Robots Doing Factory Jobs
07 Nov, 2017
Depending on the angle from which you’re looking at the crystal ball, automation is either an imminent wave of large-scale labor force devastation or a slower, more muted change that society will seemlessly absorb—and maybe even enjoy.
A recent paper by M.I.T’s Daron Acemoglu and Boston University’s Pascual Restrepo explores this debate. The economists find that automation in the manufacturing industry has had quite adverse effects on employment and wages—and will continue to do so. While aspects of the study’s design and big-picture takeaways have been contested, this much is clear: robots have reshaped urban economies and labor markets—some more than others.

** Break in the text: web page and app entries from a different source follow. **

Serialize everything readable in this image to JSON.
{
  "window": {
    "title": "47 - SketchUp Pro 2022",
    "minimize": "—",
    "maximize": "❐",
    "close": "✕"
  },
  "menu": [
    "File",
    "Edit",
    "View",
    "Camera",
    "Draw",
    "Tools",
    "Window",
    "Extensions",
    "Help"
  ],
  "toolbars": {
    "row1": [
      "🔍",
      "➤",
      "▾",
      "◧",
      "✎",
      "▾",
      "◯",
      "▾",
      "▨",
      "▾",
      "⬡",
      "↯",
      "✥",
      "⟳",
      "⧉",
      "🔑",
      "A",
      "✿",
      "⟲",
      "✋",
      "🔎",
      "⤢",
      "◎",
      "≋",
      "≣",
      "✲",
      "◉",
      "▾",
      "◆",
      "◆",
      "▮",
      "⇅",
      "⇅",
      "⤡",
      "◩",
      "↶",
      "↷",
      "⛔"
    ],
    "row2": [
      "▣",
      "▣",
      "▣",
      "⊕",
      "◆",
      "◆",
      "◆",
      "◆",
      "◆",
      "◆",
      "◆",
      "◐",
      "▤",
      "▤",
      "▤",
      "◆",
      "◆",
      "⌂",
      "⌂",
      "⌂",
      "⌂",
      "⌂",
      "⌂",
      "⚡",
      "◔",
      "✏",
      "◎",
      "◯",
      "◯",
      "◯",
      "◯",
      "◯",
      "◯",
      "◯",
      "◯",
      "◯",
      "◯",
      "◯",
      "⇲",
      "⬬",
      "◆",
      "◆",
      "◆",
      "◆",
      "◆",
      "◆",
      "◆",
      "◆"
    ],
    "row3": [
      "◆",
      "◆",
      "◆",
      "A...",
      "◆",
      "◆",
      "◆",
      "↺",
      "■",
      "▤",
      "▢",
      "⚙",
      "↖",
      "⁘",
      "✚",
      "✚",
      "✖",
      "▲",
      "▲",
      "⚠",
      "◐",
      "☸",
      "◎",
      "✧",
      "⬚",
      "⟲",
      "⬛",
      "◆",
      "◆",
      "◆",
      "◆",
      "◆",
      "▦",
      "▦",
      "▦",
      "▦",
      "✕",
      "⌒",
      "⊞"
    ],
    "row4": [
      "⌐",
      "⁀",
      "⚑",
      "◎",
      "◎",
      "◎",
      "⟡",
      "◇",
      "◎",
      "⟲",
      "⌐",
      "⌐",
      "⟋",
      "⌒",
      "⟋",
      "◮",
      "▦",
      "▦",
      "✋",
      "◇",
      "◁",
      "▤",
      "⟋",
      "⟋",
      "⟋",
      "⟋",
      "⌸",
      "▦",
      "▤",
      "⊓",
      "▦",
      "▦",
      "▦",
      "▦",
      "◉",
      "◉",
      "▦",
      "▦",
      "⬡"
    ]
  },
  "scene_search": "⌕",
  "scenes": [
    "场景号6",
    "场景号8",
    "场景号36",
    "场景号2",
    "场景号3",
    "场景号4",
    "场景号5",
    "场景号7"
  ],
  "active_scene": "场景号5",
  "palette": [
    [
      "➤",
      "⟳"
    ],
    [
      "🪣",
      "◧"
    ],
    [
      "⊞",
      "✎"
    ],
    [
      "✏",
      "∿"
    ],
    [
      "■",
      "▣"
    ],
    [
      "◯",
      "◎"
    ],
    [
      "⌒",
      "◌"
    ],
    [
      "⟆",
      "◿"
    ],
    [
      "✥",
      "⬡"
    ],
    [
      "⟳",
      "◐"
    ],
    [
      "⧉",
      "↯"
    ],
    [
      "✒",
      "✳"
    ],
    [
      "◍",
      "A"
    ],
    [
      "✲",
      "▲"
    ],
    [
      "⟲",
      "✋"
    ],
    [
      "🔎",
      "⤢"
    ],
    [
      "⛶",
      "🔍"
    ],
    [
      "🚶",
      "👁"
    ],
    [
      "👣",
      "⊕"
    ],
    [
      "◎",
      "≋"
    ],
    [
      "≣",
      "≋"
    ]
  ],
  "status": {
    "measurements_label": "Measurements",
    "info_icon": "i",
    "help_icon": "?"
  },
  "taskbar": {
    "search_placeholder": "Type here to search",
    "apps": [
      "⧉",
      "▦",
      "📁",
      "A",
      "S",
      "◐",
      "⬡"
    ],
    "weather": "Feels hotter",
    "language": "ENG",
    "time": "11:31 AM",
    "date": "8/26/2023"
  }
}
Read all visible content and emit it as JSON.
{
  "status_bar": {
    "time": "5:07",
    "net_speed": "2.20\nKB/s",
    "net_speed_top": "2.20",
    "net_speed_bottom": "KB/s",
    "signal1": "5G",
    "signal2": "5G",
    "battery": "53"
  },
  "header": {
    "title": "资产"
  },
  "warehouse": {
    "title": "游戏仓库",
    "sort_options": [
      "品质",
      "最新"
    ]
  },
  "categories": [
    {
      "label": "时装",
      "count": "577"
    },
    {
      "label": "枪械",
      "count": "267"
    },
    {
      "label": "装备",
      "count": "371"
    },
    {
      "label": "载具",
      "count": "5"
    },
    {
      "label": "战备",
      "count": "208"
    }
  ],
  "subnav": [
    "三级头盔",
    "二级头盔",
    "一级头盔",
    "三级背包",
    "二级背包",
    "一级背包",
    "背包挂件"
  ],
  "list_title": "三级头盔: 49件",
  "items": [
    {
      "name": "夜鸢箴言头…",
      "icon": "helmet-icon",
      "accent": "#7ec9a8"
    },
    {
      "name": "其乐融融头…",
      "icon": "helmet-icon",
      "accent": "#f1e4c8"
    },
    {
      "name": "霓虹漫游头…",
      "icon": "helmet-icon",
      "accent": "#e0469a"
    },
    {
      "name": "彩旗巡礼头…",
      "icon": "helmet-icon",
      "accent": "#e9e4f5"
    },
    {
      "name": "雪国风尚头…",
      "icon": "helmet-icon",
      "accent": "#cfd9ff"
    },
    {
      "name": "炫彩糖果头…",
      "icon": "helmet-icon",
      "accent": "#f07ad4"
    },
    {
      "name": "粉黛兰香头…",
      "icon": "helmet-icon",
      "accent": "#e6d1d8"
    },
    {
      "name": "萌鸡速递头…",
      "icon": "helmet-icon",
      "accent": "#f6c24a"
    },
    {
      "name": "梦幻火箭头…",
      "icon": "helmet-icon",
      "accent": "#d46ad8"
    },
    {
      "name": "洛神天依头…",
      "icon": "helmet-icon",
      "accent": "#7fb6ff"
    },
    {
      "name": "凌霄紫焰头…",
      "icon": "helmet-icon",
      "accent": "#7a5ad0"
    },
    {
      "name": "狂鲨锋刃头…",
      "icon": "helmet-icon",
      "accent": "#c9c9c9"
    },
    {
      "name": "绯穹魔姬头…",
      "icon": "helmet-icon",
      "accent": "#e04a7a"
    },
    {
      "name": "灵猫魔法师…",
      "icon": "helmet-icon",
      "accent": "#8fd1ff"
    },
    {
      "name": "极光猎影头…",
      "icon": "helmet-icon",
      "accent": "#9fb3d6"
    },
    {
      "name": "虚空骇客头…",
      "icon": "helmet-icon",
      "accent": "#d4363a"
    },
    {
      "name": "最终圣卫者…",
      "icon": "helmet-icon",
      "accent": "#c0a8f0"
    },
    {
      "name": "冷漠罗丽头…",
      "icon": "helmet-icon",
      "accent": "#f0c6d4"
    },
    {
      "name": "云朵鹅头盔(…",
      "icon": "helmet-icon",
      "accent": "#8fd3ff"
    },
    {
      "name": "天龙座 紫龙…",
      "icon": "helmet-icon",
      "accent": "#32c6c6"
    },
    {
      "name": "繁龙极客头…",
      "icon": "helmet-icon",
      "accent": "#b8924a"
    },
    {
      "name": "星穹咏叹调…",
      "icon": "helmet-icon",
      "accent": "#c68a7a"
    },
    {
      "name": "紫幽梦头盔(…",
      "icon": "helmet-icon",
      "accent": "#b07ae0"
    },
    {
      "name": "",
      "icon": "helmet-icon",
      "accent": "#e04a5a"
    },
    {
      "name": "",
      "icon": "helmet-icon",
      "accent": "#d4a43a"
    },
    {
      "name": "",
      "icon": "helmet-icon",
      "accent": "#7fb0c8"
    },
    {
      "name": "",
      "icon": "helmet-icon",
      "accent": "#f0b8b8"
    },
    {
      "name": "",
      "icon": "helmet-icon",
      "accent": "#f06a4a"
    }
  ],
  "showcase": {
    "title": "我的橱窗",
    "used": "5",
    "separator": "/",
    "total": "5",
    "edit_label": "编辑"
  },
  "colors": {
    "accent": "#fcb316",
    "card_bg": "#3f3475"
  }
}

A new map, created by researchers at the Brookings Institution’s Metropolitan Policy Program, supports that case. Using the same dataset as the MIT economists, researchers pinpointed metros where industrial robots—defined as “automatically controlled and reprogrammable machines” that can perform tasks traditionally done by human workers—have been concentrated since 2010.
“At a minimum these technologies create near and medium term transition issues for workers,” says Mark Muro, a senior fellow and policy director at Brookings. “And that’s even if they do create additional jobs in new areas as some analysts insist.”
To see the map and read more, read the entire article.